The Netherlands is home of many compelling food halls. I already had the opportunity to share my opinion on this blog about Food Hallen in Amsterdam and Fenix Food Factory in Rotterdam, both former industrial buildings now turned into sought-after urban food temples.
Today, let’s head to Bijlmer, a quite underprivileged cross-cultural neighborhood of Amsterdam, to explore World of Food, an ethnic food hall installed in a former car park. Not really an ideal tourist destination but the go-to dining place for local communities in search for delicious authentic treats.
What strikes first is the pretty hostile environment around the place. Installed by highways and massive apartment blocks built in the 1970’s, World of Food cannot be considered as a glamorous destination. Far from. A soul-less Mc Donald’s restaurant, that was already part of the building before it was turned into a food hall, is still welcoming hundreds of visitors every day.
The unexpected food hall project has been designed by savvy Dutch real-estate developer Lingotto which has a comprehensive track record in urban renewal projects. Here, Lingotto has brought a line-up of 25 independent food entrepreneurs without high capital requirements in order to offer affordable rents and, ultimately, generate a decent profit for everyone.
And since the 3,000 sq m food hall opened a few years ago, World of Food has proved to be relevant for the local communities.

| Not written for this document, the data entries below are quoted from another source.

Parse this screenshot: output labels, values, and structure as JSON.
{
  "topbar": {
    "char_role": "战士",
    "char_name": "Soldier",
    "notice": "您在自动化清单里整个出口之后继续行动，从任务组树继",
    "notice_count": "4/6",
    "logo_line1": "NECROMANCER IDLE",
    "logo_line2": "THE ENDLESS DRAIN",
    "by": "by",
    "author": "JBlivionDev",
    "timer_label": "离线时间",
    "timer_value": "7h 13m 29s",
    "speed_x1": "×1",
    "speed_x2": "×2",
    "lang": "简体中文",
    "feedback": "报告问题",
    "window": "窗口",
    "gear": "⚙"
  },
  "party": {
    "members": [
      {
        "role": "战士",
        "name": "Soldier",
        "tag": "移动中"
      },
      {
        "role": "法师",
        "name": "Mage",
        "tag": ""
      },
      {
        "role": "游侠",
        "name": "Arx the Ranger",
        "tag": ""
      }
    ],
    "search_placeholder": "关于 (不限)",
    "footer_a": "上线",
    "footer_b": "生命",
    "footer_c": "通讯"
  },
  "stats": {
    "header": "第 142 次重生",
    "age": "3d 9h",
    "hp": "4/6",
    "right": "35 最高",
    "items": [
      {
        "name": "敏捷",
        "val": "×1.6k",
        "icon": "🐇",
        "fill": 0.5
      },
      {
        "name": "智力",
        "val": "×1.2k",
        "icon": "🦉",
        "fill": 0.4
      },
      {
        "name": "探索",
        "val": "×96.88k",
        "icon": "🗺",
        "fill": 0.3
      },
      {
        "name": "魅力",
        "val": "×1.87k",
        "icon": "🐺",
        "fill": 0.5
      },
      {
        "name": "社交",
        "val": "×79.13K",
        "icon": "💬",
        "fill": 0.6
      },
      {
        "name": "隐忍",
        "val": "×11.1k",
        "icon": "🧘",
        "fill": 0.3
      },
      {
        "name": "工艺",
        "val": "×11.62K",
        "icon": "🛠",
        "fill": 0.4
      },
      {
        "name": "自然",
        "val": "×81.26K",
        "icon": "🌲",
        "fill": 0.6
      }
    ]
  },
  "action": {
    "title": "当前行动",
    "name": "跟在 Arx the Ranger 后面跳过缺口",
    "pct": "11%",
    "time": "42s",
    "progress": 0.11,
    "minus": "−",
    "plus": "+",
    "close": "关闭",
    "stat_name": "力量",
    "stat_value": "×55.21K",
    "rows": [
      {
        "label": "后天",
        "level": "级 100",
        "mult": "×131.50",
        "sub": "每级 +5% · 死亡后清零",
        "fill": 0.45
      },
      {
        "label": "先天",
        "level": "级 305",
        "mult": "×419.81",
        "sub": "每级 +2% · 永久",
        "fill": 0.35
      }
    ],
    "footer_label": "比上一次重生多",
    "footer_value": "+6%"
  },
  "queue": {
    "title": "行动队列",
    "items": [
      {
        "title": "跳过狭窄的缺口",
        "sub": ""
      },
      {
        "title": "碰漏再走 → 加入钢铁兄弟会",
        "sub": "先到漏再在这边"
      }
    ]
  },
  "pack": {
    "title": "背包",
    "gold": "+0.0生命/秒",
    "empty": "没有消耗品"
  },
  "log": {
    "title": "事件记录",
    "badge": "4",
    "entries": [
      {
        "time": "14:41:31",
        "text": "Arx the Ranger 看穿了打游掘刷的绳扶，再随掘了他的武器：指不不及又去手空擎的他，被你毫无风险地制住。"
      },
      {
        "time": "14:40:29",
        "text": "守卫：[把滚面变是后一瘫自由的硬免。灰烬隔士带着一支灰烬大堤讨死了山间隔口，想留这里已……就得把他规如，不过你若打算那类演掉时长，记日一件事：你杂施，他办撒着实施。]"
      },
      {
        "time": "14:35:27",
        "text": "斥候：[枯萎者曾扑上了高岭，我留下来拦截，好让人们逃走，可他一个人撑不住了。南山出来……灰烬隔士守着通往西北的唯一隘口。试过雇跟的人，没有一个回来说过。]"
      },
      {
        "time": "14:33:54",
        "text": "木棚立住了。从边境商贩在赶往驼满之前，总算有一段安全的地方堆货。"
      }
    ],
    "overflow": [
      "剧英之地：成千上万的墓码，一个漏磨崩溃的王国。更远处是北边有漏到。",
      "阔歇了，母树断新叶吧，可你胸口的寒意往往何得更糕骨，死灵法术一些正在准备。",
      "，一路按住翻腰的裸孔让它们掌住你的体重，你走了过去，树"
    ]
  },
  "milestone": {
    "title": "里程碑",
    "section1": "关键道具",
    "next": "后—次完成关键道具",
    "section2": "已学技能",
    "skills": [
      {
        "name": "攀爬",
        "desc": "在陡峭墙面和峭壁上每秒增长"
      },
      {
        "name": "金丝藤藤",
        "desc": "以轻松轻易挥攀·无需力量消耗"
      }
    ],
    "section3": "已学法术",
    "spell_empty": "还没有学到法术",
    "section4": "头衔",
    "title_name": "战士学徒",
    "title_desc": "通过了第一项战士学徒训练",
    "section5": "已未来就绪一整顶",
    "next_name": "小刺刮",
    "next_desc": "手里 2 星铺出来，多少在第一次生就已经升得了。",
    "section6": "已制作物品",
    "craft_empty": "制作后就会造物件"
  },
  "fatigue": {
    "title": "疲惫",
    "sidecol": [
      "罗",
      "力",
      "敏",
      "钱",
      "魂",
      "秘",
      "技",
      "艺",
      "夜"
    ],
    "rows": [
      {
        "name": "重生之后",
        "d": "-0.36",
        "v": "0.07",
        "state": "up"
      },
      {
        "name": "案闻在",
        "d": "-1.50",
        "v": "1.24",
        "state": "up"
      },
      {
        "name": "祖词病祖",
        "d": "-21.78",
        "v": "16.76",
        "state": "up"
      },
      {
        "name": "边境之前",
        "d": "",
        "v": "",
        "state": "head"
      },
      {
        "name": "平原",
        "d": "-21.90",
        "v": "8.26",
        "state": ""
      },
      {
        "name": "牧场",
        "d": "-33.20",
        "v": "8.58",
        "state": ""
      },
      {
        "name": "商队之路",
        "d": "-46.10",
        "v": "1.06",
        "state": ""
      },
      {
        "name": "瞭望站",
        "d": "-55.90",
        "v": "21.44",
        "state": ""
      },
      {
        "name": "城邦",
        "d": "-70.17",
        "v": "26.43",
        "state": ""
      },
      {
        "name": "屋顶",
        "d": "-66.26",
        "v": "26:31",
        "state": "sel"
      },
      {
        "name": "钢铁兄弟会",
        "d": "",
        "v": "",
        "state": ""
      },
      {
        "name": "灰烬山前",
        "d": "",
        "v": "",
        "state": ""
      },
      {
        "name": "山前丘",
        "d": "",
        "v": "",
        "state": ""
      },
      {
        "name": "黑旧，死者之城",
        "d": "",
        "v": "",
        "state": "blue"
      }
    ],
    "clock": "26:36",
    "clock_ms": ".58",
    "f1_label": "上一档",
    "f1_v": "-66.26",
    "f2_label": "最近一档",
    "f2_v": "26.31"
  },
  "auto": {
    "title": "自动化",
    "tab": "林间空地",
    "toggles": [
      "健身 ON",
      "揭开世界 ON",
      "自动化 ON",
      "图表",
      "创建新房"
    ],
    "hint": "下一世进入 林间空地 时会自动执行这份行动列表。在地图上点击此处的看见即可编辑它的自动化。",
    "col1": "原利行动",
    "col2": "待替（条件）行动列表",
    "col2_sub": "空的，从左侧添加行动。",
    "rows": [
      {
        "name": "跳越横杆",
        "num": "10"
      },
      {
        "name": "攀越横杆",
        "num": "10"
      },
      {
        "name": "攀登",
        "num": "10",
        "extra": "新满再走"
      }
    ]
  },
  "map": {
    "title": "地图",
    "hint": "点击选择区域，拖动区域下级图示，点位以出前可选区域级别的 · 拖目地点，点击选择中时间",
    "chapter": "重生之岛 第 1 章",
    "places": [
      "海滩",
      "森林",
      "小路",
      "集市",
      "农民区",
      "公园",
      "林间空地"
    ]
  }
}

Despite the lack of comfort, the vast array of food made on the spot by engaged entrepreneurs makes the place really special and truly authentic. Food specialties from former Dutch colonies such as Curaçao, Surinam and Indonesia alongside with Indian, Turkish, Vietnamese or Armenian kitchens are literally bringing the world to your plate.
Since the plates are generous and tasty, they are not sold at a discounted price. Count between €7,5 to €13 euros for a main dish.
World of Food has multiple positive impacts on the local community. It actually brings people together in former derelict premises where local entrepreneurs have the opportunity to grow their own business. A virtuous recipe that should inspire urban developers in Europe.